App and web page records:
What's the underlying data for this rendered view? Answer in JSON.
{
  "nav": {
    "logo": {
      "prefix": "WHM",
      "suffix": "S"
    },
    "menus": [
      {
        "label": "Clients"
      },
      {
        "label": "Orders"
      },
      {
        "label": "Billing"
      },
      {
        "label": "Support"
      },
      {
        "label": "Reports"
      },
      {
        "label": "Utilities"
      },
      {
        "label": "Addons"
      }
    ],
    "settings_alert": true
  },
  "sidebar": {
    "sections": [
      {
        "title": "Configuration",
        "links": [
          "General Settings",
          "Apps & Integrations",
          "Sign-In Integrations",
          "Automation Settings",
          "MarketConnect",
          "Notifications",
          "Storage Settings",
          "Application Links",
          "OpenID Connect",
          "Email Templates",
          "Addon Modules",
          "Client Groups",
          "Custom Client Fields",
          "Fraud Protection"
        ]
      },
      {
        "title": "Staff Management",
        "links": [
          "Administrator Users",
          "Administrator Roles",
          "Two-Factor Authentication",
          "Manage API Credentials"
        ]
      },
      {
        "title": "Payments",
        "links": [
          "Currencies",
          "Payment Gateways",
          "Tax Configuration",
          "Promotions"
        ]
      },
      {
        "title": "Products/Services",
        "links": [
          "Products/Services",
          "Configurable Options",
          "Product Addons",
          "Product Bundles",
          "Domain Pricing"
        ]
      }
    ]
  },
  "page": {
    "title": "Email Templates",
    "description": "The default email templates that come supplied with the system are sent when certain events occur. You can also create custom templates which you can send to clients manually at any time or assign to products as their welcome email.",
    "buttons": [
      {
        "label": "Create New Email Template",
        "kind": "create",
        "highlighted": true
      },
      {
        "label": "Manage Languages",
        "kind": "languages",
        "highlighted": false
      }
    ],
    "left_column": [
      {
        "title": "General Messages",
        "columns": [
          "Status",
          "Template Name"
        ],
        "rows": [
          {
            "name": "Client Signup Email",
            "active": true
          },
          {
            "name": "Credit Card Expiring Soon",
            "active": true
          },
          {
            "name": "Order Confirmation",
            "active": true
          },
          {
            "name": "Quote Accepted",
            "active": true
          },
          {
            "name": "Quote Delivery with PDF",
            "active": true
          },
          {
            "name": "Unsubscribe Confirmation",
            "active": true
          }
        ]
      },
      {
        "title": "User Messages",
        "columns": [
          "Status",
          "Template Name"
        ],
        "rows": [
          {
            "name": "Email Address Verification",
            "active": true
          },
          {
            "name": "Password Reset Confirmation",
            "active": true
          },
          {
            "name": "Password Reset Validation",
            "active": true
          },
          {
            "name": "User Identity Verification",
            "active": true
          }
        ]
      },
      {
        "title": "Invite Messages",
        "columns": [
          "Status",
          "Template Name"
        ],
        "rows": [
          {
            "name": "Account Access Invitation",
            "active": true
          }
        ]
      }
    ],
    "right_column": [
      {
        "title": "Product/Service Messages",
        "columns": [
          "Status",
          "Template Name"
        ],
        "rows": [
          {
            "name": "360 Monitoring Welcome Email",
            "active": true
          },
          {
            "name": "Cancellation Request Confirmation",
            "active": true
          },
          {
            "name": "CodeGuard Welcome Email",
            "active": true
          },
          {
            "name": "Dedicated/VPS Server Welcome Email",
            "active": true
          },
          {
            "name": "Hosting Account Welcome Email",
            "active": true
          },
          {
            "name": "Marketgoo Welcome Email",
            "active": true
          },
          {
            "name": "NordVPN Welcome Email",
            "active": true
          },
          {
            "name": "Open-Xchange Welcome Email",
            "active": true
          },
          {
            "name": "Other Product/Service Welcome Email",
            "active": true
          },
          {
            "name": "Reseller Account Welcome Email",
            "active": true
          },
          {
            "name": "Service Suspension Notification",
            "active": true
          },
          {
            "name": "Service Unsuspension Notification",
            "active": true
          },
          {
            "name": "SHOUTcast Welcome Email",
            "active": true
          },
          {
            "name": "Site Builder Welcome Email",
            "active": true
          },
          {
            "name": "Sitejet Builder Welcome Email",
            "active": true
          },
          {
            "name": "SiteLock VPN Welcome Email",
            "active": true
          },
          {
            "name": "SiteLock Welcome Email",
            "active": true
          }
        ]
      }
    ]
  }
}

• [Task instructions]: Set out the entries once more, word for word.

• [Expected output]:
What's the underlying data for this rendered view? Answer in JSON.
{
  "nav": {
    "logo": {
      "prefix": "WHM",
      "suffix": "S"
    },
    "menus": [
      {
        "label": "Clients"
      },
      {
        "label": "Orders"
      },
      {
        "label": "Billing"
      },
      {
        "label": "Support"
      },
      {
        "label": "Reports"
      },
      {
        "label": "Utilities"
      },
      {
        "label": "Addons"
      }
    ],
    "settings_alert": true
  },
  "sidebar": {
    "sections": [
      {
        "title": "Configuration",
        "links": [
          "General Settings",
          "Apps & Integrations",
          "Sign-In Integrations",
          "Automation Settings",
          "MarketConnect",
          "Notifications",
          "Storage Settings",
          "Application Links",
          "OpenID Connect",
          "Email Templates",
          "Addon Modules",
          "Client Groups",
          "Custom Client Fields",
          "Fraud Protection"
        ]
      },
      {
        "title": "Staff Management",
        "links": [
          "Administrator Users",
          "Administrator Roles",
          "Two-Factor Authentication",
          "Manage API Credentials"
        ]
      },
      {
        "title": "Payments",
        "links": [
          "Currencies",
          "Payment Gateways",
          "Tax Configuration",
          "Promotions"
        ]
      },
      {
        "title": "Products/Services",
        "links": [
          "Products/Services",
          "Configurable Options",
          "Product Addons",
          "Product Bundles",
          "Domain Pricing"
        ]
      }
    ]
  },
  "page": {
    "title": "Email Templates",
    "description": "The default email templates that come supplied with the system are sent when certain events occur. You can also create custom templates which you can send to clients manually at any time or assign to products as their welcome email.",
    "buttons": [
      {
        "label": "Create New Email Template",
        "kind": "create",
        "highlighted": true
      },
      {
        "label": "Manage Languages",
        "kind": "languages",
        "highlighted": false
      }
    ],
    "left_column": [
      {
        "title": "General Messages",
        "columns": [
          "Status",
          "Template Name"
        ],
        "rows": [
          {
            "name": "Client Signup Email",
            "active": true
          },
          {
            "name": "Credit Card Expiring Soon",
            "active": true
          },
          {
            "name": "Order Confirmation",
            "active": true
          },
          {
            "name": "Quote Accepted",
            "active": true
          },
          {
            "name": "Quote Delivery with PDF",
            "active": true
          },
          {
            "name": "Unsubscribe Confirmation",
            "active": true
          }
        ]
      },
      {
        "title": "User Messages",
        "columns": [
          "Status",
          "Template Name"
        ],
        "rows": [
          {
            "name": "Email Address Verification",
            "active": true
          },
          {
            "name": "Password Reset Confirmation",
            "active": true
          },
          {
            "name": "Password Reset Validation",
            "active": true
          },
          {
            "name": "User Identity Verification",
            "active": true
          }
        ]
      },
      {
        "title": "Invite Messages",
        "columns": [
          "Status",
          "Template Name"
        ],
        "rows": [
          {
            "name": "Account Access Invitation",
            "active": true
          }
        ]
      }
    ],
    "right_column": [
      {
        "title": "Product/Service Messages",
        "columns": [
          "Status",
          "Template Name"
        ],
        "rows": [
          {
            "name": "360 Monitoring Welcome Email",
            "active": true
          },
          {
            "name": "Cancellation Request Confirmation",
            "active": true
          },
          {
            "name": "CodeGuard Welcome Email",
            "active": true
          },
          {
            "name": "Dedicated/VPS Server Welcome Email",
            "active": true
          },
          {
            "name": "Hosting Account Welcome Email",
            "active": true
          },
          {
            "name": "Marketgoo Welcome Email",
            "active": true
          },
          {
            "name": "NordVPN Welcome Email",
            "active": true
          },
          {
            "name": "Open-Xchange Welcome Email",
            "active": true
          },
          {
            "name": "Other Product/Service Welcome Email",
            "active": true
          },
          {
            "name": "Reseller Account Welcome Email",
            "active": true
          },
          {
            "name": "Service Suspension Notification",
            "active": true
          },
          {
            "name": "Service Unsuspension Notification",
            "active": true
          },
          {
            "name": "SHOUTcast Welcome Email",
            "active": true
          },
          {
            "name": "Site Builder Welcome Email",
            "active": true
          },
          {
            "name": "Sitejet Builder Welcome Email",
            "active": true
          },
          {
            "name": "SiteLock VPN Welcome Email",
            "active": true
          },
          {
            "name": "SiteLock Welcome Email",
            "active": true
          }
        ]
      }
    ]
  }
}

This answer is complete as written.